Now let's get the URL of the image. Simply right-click on the radar image in your browser and choose Copy Image Location. Paste this under URL in digatmos.rdy. In this case the image is at http://metsys.weathersa.co.za/radar_image/DN.gif .
Under FMT we need to enter the image format type. Typically you just use the extension on the URL, which in this case is gif. Other types seen may be jpg and png. Some sources use the wrong image type on the filename, in which case the image will not display in Digital Atmosphere and you will have to see if the site is posting, say, a JPG using a PNG filename (this kind of thing is happening with Canadian radar images).
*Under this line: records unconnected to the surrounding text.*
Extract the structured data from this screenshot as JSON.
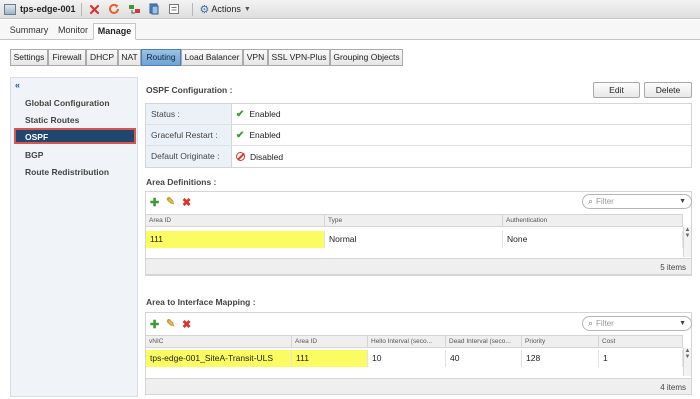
{
  "window": {
    "object_title": "tps-edge-001",
    "toolbar_icons": [
      "delete-icon",
      "refresh-icon",
      "deploy-icon",
      "snapshot-icon",
      "details-icon"
    ],
    "actions_label": "Actions"
  },
  "top_tabs": [
    {
      "label": "Summary"
    },
    {
      "label": "Monitor"
    },
    {
      "label": "Manage",
      "active": true
    }
  ],
  "sub_tabs": [
    {
      "label": "Settings"
    },
    {
      "label": "Firewall"
    },
    {
      "label": "DHCP"
    },
    {
      "label": "NAT"
    },
    {
      "label": "Routing",
      "active": true
    },
    {
      "label": "Load Balancer"
    },
    {
      "label": "VPN"
    },
    {
      "label": "SSL VPN-Plus"
    },
    {
      "label": "Grouping Objects"
    }
  ],
  "left_nav": {
    "collapse_glyph": "«",
    "items": [
      {
        "label": "Global Configuration"
      },
      {
        "label": "Static Routes"
      },
      {
        "label": "OSPF",
        "active": true
      },
      {
        "label": "BGP"
      },
      {
        "label": "Route Redistribution"
      }
    ]
  },
  "ospf": {
    "title": "OSPF Configuration :",
    "edit_label": "Edit",
    "delete_label": "Delete",
    "rows": [
      {
        "label": "Status :",
        "value": "Enabled",
        "state": "enabled"
      },
      {
        "label": "Graceful Restart :",
        "value": "Enabled",
        "state": "enabled"
      },
      {
        "label": "Default Originate :",
        "value": "Disabled",
        "state": "disabled"
      }
    ]
  },
  "area_definitions": {
    "title": "Area Definitions :",
    "filter_placeholder": "Filter",
    "columns": [
      "Area ID",
      "Type",
      "Authentication"
    ],
    "rows": [
      [
        "111",
        "Normal",
        "None"
      ]
    ],
    "footer": "5 items"
  },
  "interface_mapping": {
    "title": "Area to Interface Mapping :",
    "filter_placeholder": "Filter",
    "columns": [
      "vNIC",
      "Area ID",
      "Hello Interval (seco...",
      "Dead Interval (seco...",
      "Priority",
      "Cost"
    ],
    "rows": [
      [
        "tps-edge-001_SiteA-Transit-ULS",
        "111",
        "10",
        "40",
        "128",
        "1"
      ]
    ],
    "footer": "4 items"
  },
  "colors": {
    "highlight": "#fbfb62",
    "nav_active_bg": "#20476e",
    "nav_active_border": "#d9534f",
    "enabled_green": "#3d9b35",
    "disabled_red": "#d3372f"
  }
}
Now we need to develop a color table to tell Digital Atmosphere which radar colors contain information. Scroll to the bottom of the digatmos.rdy file and start a new TABLE= line using a value that is not in use. If you're using the default Digital Atmosphere digatmos.rdy file, you'll probably be starting a TABLE=05 line. So enter TABLE=05 followed by two forward-slashes and a note telling you what this table is for. We recommend:
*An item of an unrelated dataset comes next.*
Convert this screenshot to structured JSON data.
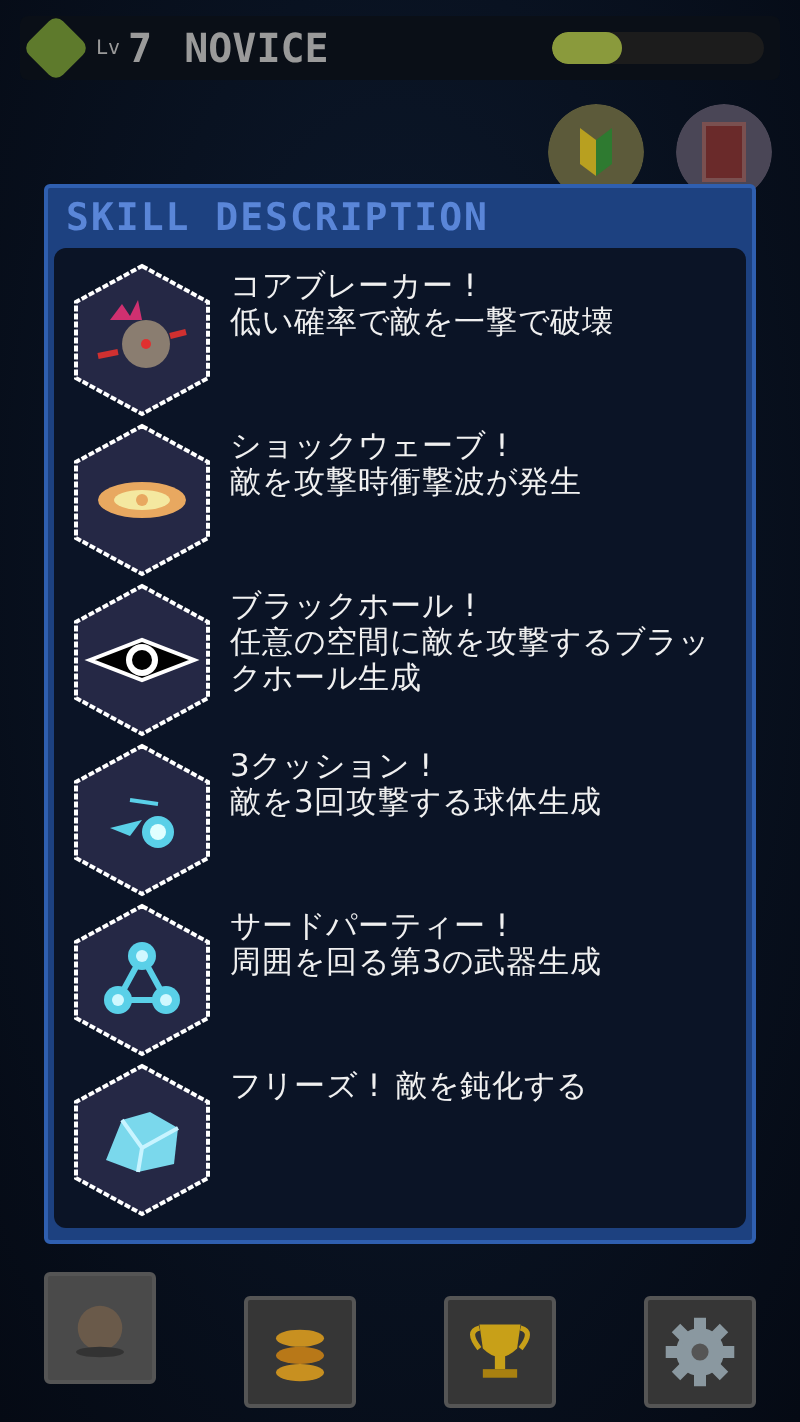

TABLE=05 // South African radars
Now we need to enter the color information for each intensity level. The South African radar source has a handy scale on the right side. View this in your graphics program. Now you need to use whatever tool will let you hover over pixels and show you the color value using RGB numbers (i.e. three numbers, each ranging from 0, dark, to 255, bright, indicating the numerical level of red, green, and blue). In PaintShop Pro it is the eyedropper icon (pick up color). If you hover over the "0 dBz" level, which is gray, you should see it has R=90 G=89 B=90. We enter a line using this format:
The red, green, and blue are self-explanatory. The dbz is the dBz level from the scale; it's only used for color mapping. If no scale is provided you can use 0 for weak echoes ranging up to 60 for heavy levels. Finally threshold is a value used to "accept" pixels that are close to the required R,G,B values... we will use 10. However it may be important to set this for JPG files where color drift may occur. Threshold should usually be 10, but you can increase it to 50 or 100 if lossy JPGs are used and "holes" are appearing in the generated radar images. Basically Digital Atmosphere looks at the numerical difference in red, blue, and green and adds up these differences (using the absolute value) to gauge the pixel against the threshold. So if you define RGB=10,10,10 and the program sees a pixel with RGB=30,30,30, this adds up to a difference of 60. The pixel will be treated as part of your level definition as long as the threshold value doesn't exceed 60.
When we are done defining all levels it will look like this:
TABLE=05 // South African radar
Note that extraneous zeroes have been prefixed to make numbers two or three digits. This is optional, and has been done here to make the file look neater. We will also skip South Africa's 80 dBz since it matches the basemap color (white) and may give undesirable results.
Finally we need to hook up this table number (05) with the Durban radar entry above. Put this number under CO to point it at the table.
We're done! Now generate a map in Digital Atmosphere for Durban (the ICAO is FADN) and use a tight zoom level of about 300 or 400 nm. Now use Radar > Import Images and Clear All and then check Durban.
Note that there are traces of radar range rings. This cannot be avoided since it is an artifact on the original image. The outer red radar range ring is provided by Digital Atmosphere to mark the maximum extent of radar information and can be shut off by putting RANGERING=0 instead of RANGERING=1 before the TABLE= entries in digatmos.rdy. The palette can also be changed in this section to something more desirable.